Someone recently asked me if I used the app that forecasts when Mother Nature will produce “epic light” to make sure I get the “perfect shot.” Apparently, it helps you decide whether you should photograph at sunrise or sunset. I laughed, “I don’t need an app to help me decide if I should sit on the couch or go outside. I don’t care what the weather is doing–or what time it is–I’m going outside! And I’m taking my camera!”

Don’t get me wrong, I like me some pretty color at sunrise and sunset. But if the only time you photograph the landscape is during fiery light at dawn and dusk, you are selling yourself short in your photography. Way short. Does your creativity work only during those times? Do you only have something to “say” during those hours? No, of course not!

A meaningful visual expression comes from within. It originates from our knowledge, perceptions, and emotions and extends from our ability to interpret the landscapes we see in any and all conditions we experience. It incorporates, but does not depend, on external factors such as light, weather, topography, etc.

Light and weather just “is.” It’s not inherently good or bad. Those are judgments we assign based on our expectations, which are often unreasonable and detrimental to our photography pursuits. Each variation of light we might encounter carries different perceptions and meaning. For example, direct light carries more energy, creates contrast, and grabs attention. Diffused light creates the appearance of more saturated colors and can evoke subdued, stormy, and ethereal moods. It’s up to us as photographers to understand these nuances of light and make the most of the hand Mother Nature deals us every time we go outside with a camera—regardless of what’s happening in the sky.

As Alfred Steiglitz said, “Wherever there is light, one can photograph.” I made the above photograph, which I titled “Fogged in Obscurities“  at 10:23 a. m. EST.

While wandering along Ocean Path in Acadia National Park, Maine, this past February, a heavy blanket of fog hugged the shoreline. (For those who know the joke, this was definitely a “wet fog,” not a “dry fog”… :D ). Waves roared into the granite cliffs. I sat down to wonder.

As I watched the scene unfold, I contemplated the story of that rock sitting on top of the ledge some 30-feet above the ocean. How did it get there? Erosion, wind, waves, or otherwise? What has that pair of intertwined evergreen trees “seen” over the course of their lives? How does it feel to be that boulder in the water getting pounded by the storm waves every few seconds? Each of these objects had a piece of the story to tell about this scene–but none were giving away their secrets.

I knew while visualizing my composition that I wanted to show the relationship between these three key elements, the unknowable story, but importance of each to complete the narrative (at least, the one in my head). The fog only enhanced the mystery…something a bright, cheery sunrise or sunset with pinks, reds, oranges, and purples in the sky could not deliver.

————————–

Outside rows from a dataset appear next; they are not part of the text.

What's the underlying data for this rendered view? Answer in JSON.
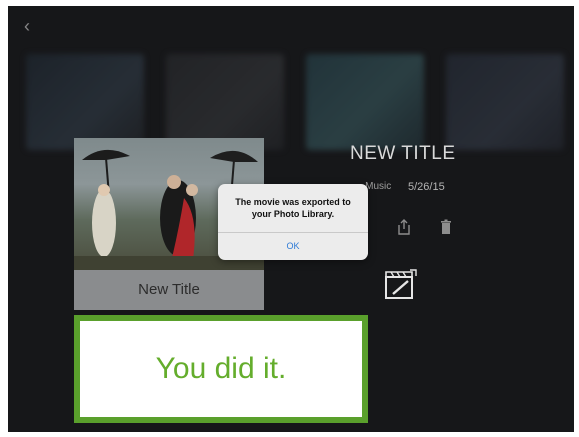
{
  "nav": {
    "back_glyph": "‹"
  },
  "poster": {
    "caption": "New Title"
  },
  "details": {
    "title": "NEW TITLE",
    "meta_left": "... Music",
    "meta_right": "5/26/15"
  },
  "icons": [
    "back-icon",
    "share-icon",
    "trash-icon",
    "clapperboard-edit-icon"
  ],
  "alert": {
    "message": "The movie was exported to your Photo Library.",
    "ok_label": "OK"
  },
  "callout": {
    "text": "You did it."
  },
  "colors": {
    "background": "#1e1f21",
    "accent_green": "#5aa02c",
    "ios_blue": "#2f7bd6"
  }
}
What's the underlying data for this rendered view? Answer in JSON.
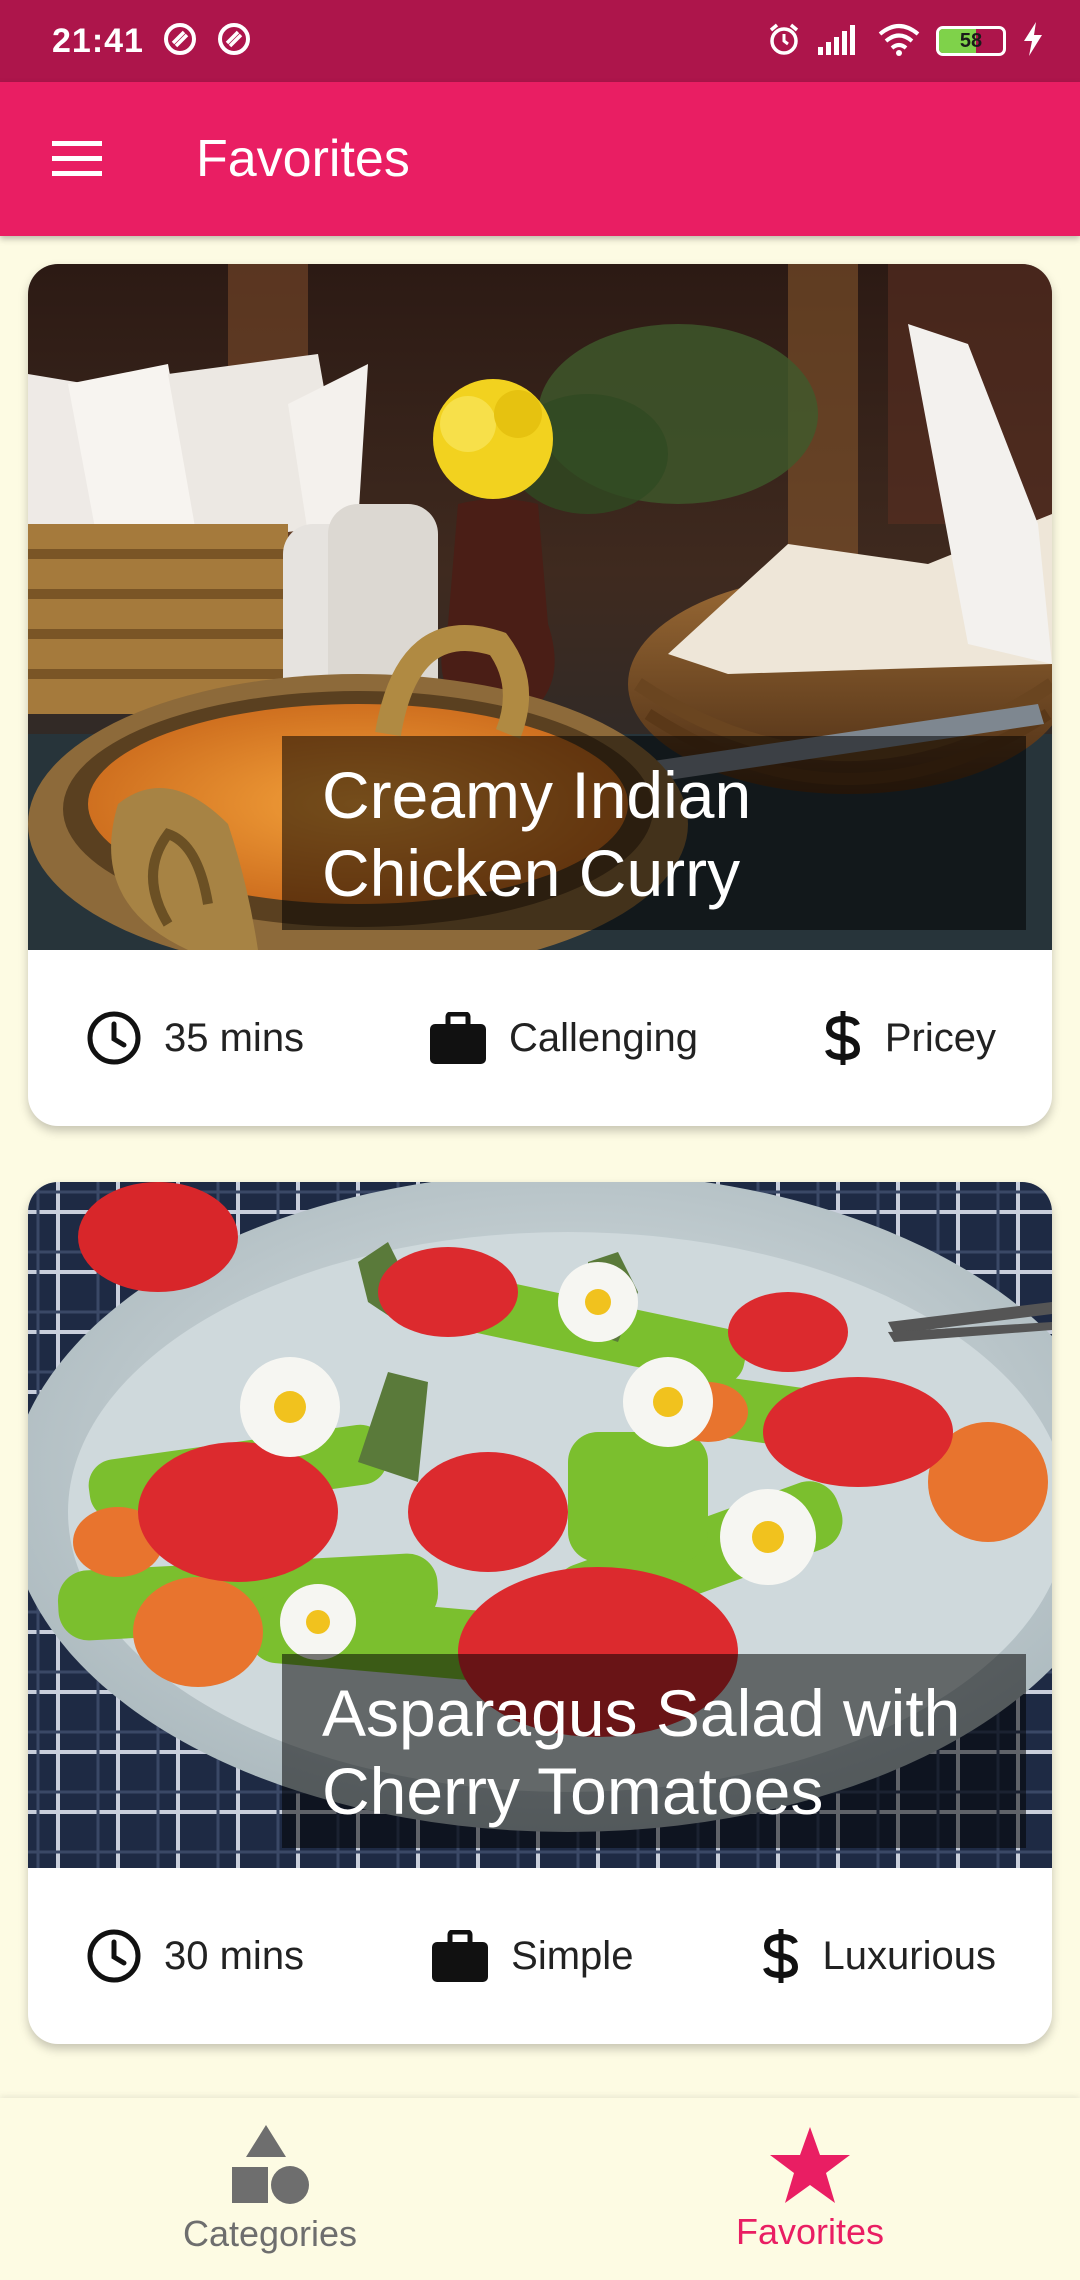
{
  "status_bar": {
    "time": "21:41",
    "battery_level": "58",
    "battery_fraction": 0.58,
    "icons": [
      "alarm-icon",
      "signal-icon",
      "wifi-icon",
      "battery-icon",
      "charging-icon"
    ]
  },
  "app_bar": {
    "title": "Favorites",
    "menu_icon": "hamburger-menu-icon",
    "color": "#e91e63"
  },
  "meals": [
    {
      "title": "Creamy Indian Chicken Curry",
      "duration": "35 mins",
      "complexity": "Callenging",
      "affordability": "Pricey"
    },
    {
      "title": "Asparagus Salad with Cherry Tomatoes",
      "duration": "30 mins",
      "complexity": "Simple",
      "affordability": "Luxurious"
    }
  ],
  "bottom_nav": {
    "items": [
      {
        "label": "Categories",
        "icon": "category-shapes-icon",
        "active": false
      },
      {
        "label": "Favorites",
        "icon": "star-icon",
        "active": true
      }
    ]
  },
  "colors": {
    "primary": "#e91e63",
    "status_bar": "#ad154b",
    "background": "#fdfbe3"
  }
}
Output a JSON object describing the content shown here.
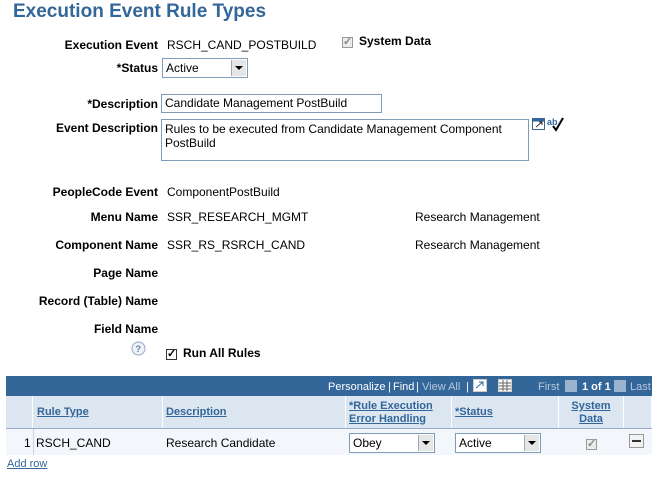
{
  "page": {
    "title": "Execution Event Rule Types"
  },
  "form": {
    "execution_event_label": "Execution Event",
    "execution_event_value": "RSCH_CAND_POSTBUILD",
    "system_data_label": "System Data",
    "system_data_checked": true,
    "status_label": "*Status",
    "status_value": "Active",
    "description_label": "*Description",
    "description_value": "Candidate Management PostBuild",
    "event_description_label": "Event Description",
    "event_description_line1": "Rules to be executed from Candidate Management  Component",
    "event_description_line2": "PostBuild",
    "peoplecode_event_label": "PeopleCode Event",
    "peoplecode_event_value": "ComponentPostBuild",
    "menu_name_label": "Menu Name",
    "menu_name_value": "SSR_RESEARCH_MGMT",
    "menu_name_desc": "Research Management",
    "component_name_label": "Component Name",
    "component_name_value": "SSR_RS_RSRCH_CAND",
    "component_name_desc": "Research Management",
    "page_name_label": "Page Name",
    "record_name_label": "Record (Table) Name",
    "field_name_label": "Field Name",
    "run_all_rules_label": "Run All Rules",
    "run_all_rules_checked": true
  },
  "grid": {
    "personalize": "Personalize",
    "find": "Find",
    "view_all": "View All",
    "first": "First",
    "page_info": "1 of 1",
    "last": "Last",
    "columns": {
      "rule_type": "Rule Type",
      "description": "Description",
      "error_handling_1": "*Rule Execution",
      "error_handling_2": "Error Handling",
      "status": "*Status",
      "system_data_1": "System",
      "system_data_2": "Data"
    },
    "rows": [
      {
        "num": "1",
        "rule_type": "RSCH_CAND",
        "description": "Research Candidate",
        "error_handling": "Obey",
        "status": "Active",
        "system_data": true
      }
    ],
    "add_row": "Add row"
  },
  "icons": [
    "zoom-icon",
    "spellcheck-icon",
    "help-icon",
    "download-icon",
    "grid-view-icon",
    "nav-first-icon",
    "nav-next-icon",
    "delete-row-icon"
  ],
  "colors": {
    "heading": "#336699",
    "grid_header": "#336699",
    "column_header": "#dbe6f1"
  }
}
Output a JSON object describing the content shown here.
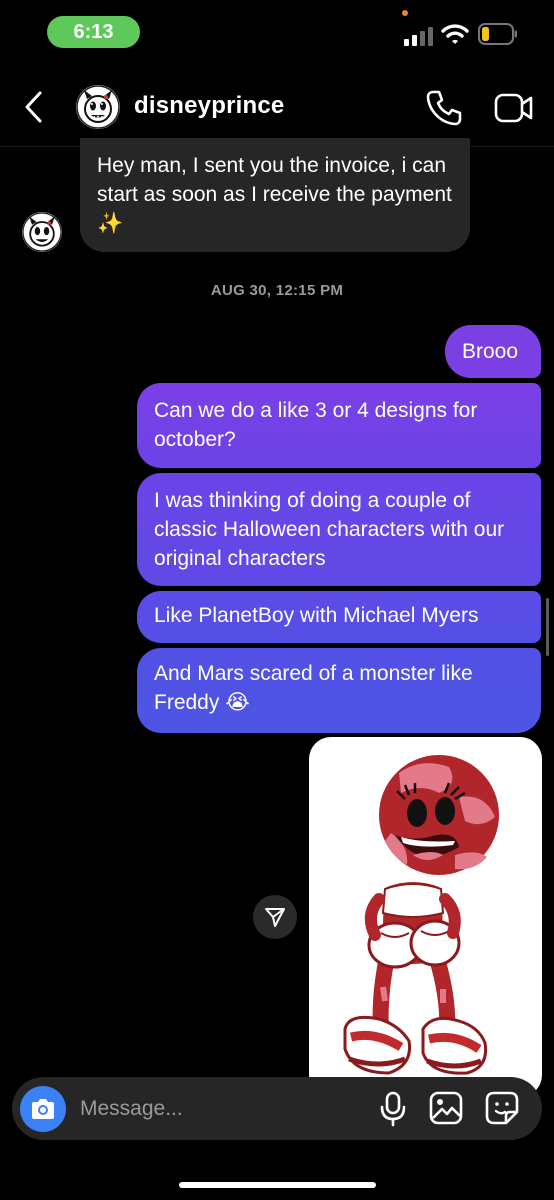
{
  "status_bar": {
    "time": "6:13"
  },
  "header": {
    "contact_name": "disneyprince",
    "back_icon": "chevron-left-icon",
    "call_icon": "phone-icon",
    "video_icon": "video-camera-icon"
  },
  "messages": {
    "incoming_1": "Hey man, I sent you the invoice, i can start as soon as I receive the payment ✨",
    "timestamp": "AUG 30, 12:15 PM",
    "outgoing": [
      "Brooo",
      "Can we do a like 3 or 4 designs for october?",
      "I was thinking of doing a couple of classic Halloween characters with our original characters",
      "Like PlanetBoy with Michael Myers",
      "And Mars scared of a monster like Freddy 😭"
    ],
    "outgoing_gradient_colors": [
      "#7b3fe4",
      "#4c55e4"
    ]
  },
  "composer": {
    "placeholder": "Message...",
    "camera_icon": "camera-icon",
    "mic_icon": "microphone-icon",
    "gallery_icon": "gallery-icon",
    "sticker_icon": "sticker-icon",
    "camera_button_color": "#3b82f6"
  }
}
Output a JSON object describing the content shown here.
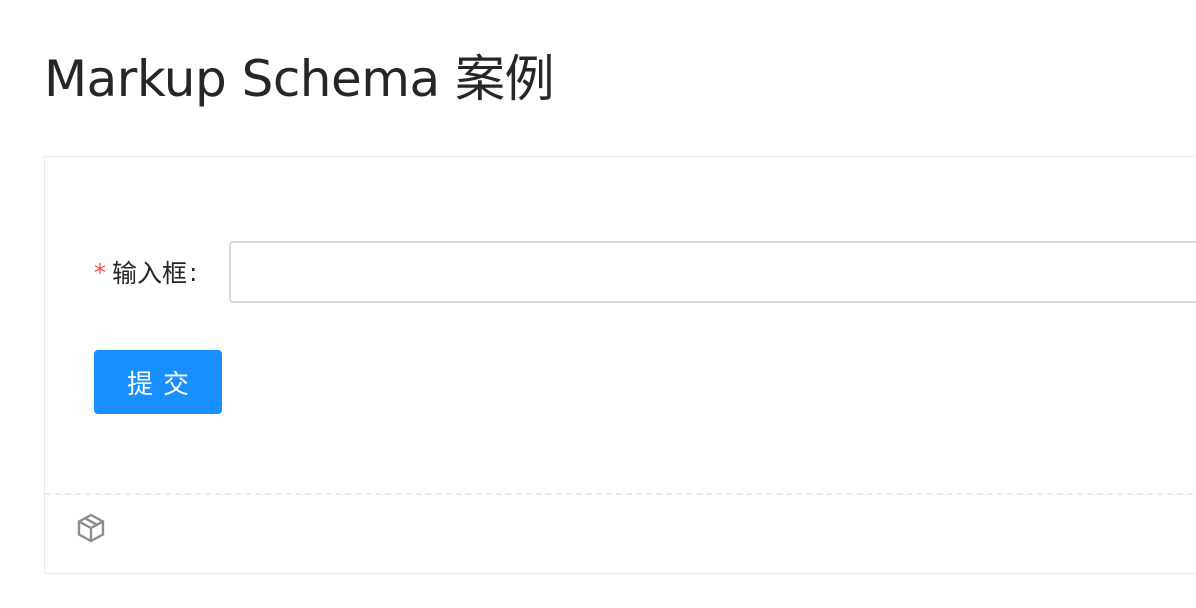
{
  "page": {
    "title": "Markup Schema 案例"
  },
  "form": {
    "field": {
      "required_mark": "*",
      "label": "输入框",
      "colon": ":",
      "value": "",
      "placeholder": ""
    },
    "submit_label": "提交"
  },
  "toolbar": {
    "icon": "codesandbox-icon"
  },
  "colors": {
    "primary": "#1890ff",
    "required": "#ff4d4f",
    "border": "#d9d9d9",
    "card_border": "#ebebeb"
  }
}
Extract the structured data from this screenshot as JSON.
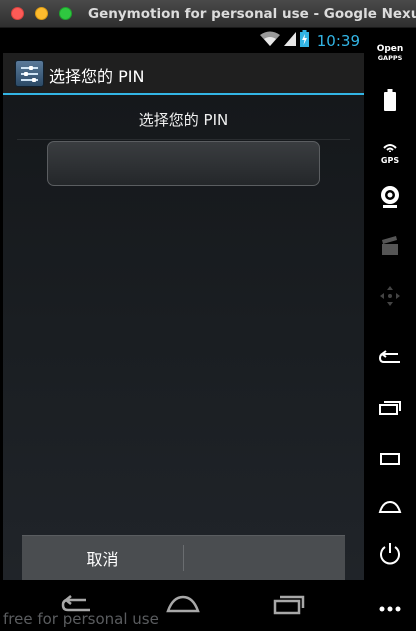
{
  "window": {
    "title": "Genymotion for personal use - Google Nexus"
  },
  "statusbar": {
    "time": "10:39"
  },
  "actionbar": {
    "title": "选择您的 PIN"
  },
  "dialog": {
    "title": "选择您的 PIN",
    "pin_input": {
      "value": "",
      "placeholder": ""
    }
  },
  "buttons": {
    "cancel": "取消",
    "continue": ""
  },
  "watermark": "free for personal use",
  "sidebar": {
    "open_gapps_line1": "Open",
    "open_gapps_line2": "GAPPS",
    "gps": "GPS"
  },
  "colors": {
    "accent": "#33b5e5",
    "action_bar": "#1f1f1f",
    "button_bar": "#4a4d50"
  }
}
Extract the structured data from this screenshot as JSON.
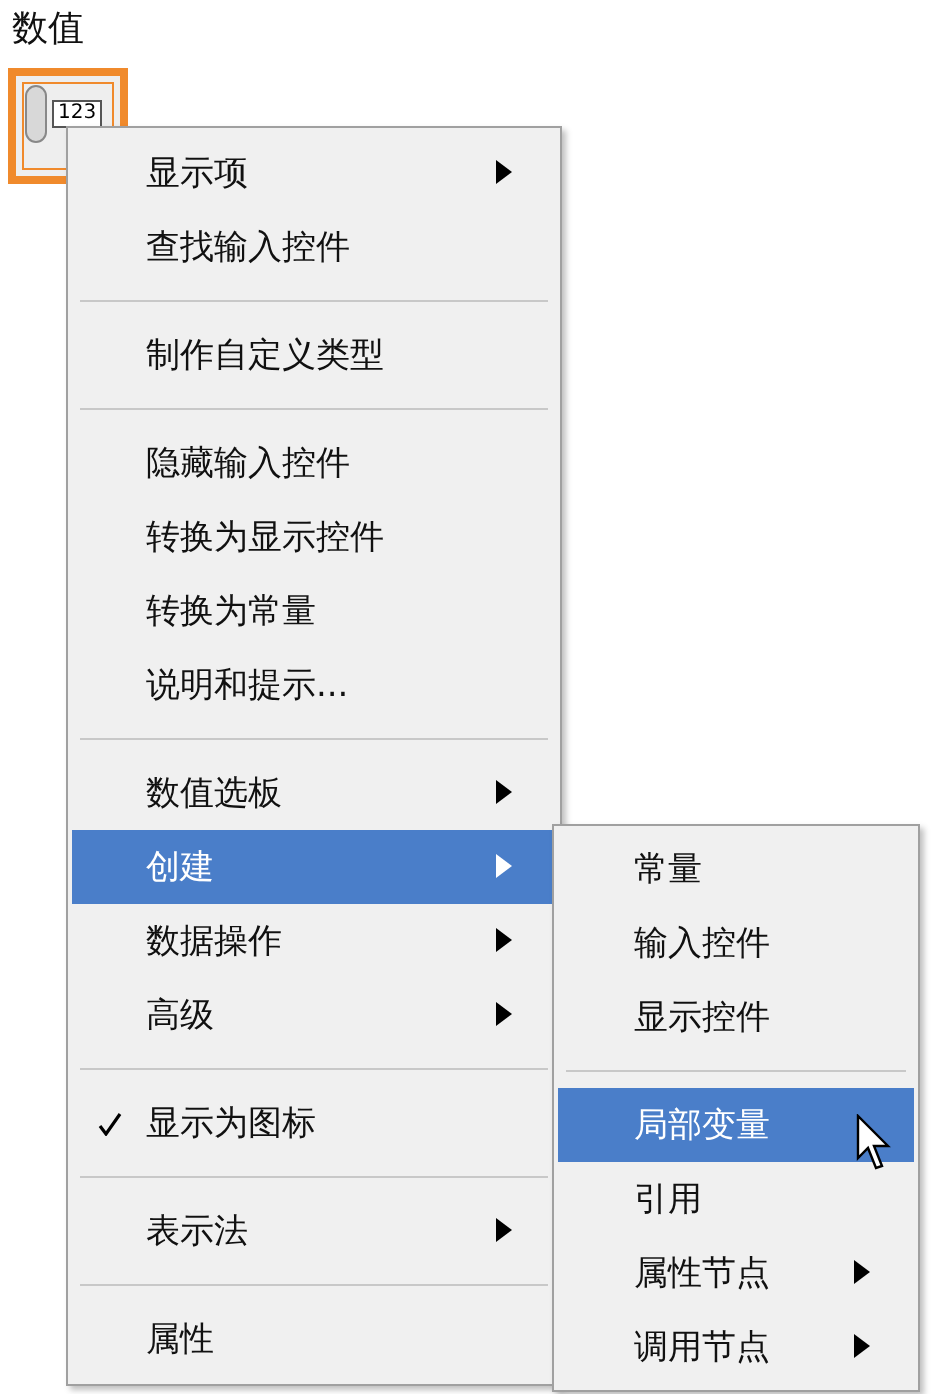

If you’re interested in learning more about the value and uses of natural light, pick up a copy of my 76-page “Seeing the Light in Outdoor Photography” instructional eBook at www.thepocketinstructor.com.

Mar 232018
 
Face to Face

“Face to Face” || Prints available from my website at www.cms-photo.com.

When you were a child, did you look up at the clouds and see shapes, objects, and maybe even faces? “It looks just like a dragon!” or “Whoa! There’s Snoopy!” Maybe you still do this? I do!

If you wish to be more expressive with your photography, I’d encourage you to see EVERYTHING—not just clouds, but trees, water, rocks, flowers—through this imaginative lens. When you spot something photogenic—landscape, macro, or something in between—ask yourself, “What else is it?”

Let your mind wander with free associations without judging them. You answers will bring your knowledge and perceptions to the forefront and will help you establish an individual meaningful connection with the natural elements that excite you. You’ll transform the ordinary into the extraordinary.

“A rock pile ceases to be a rock pile the moment a single man contemplates it, bearing within him the image of a cathedral.” ~Antoine de Saint-Exupery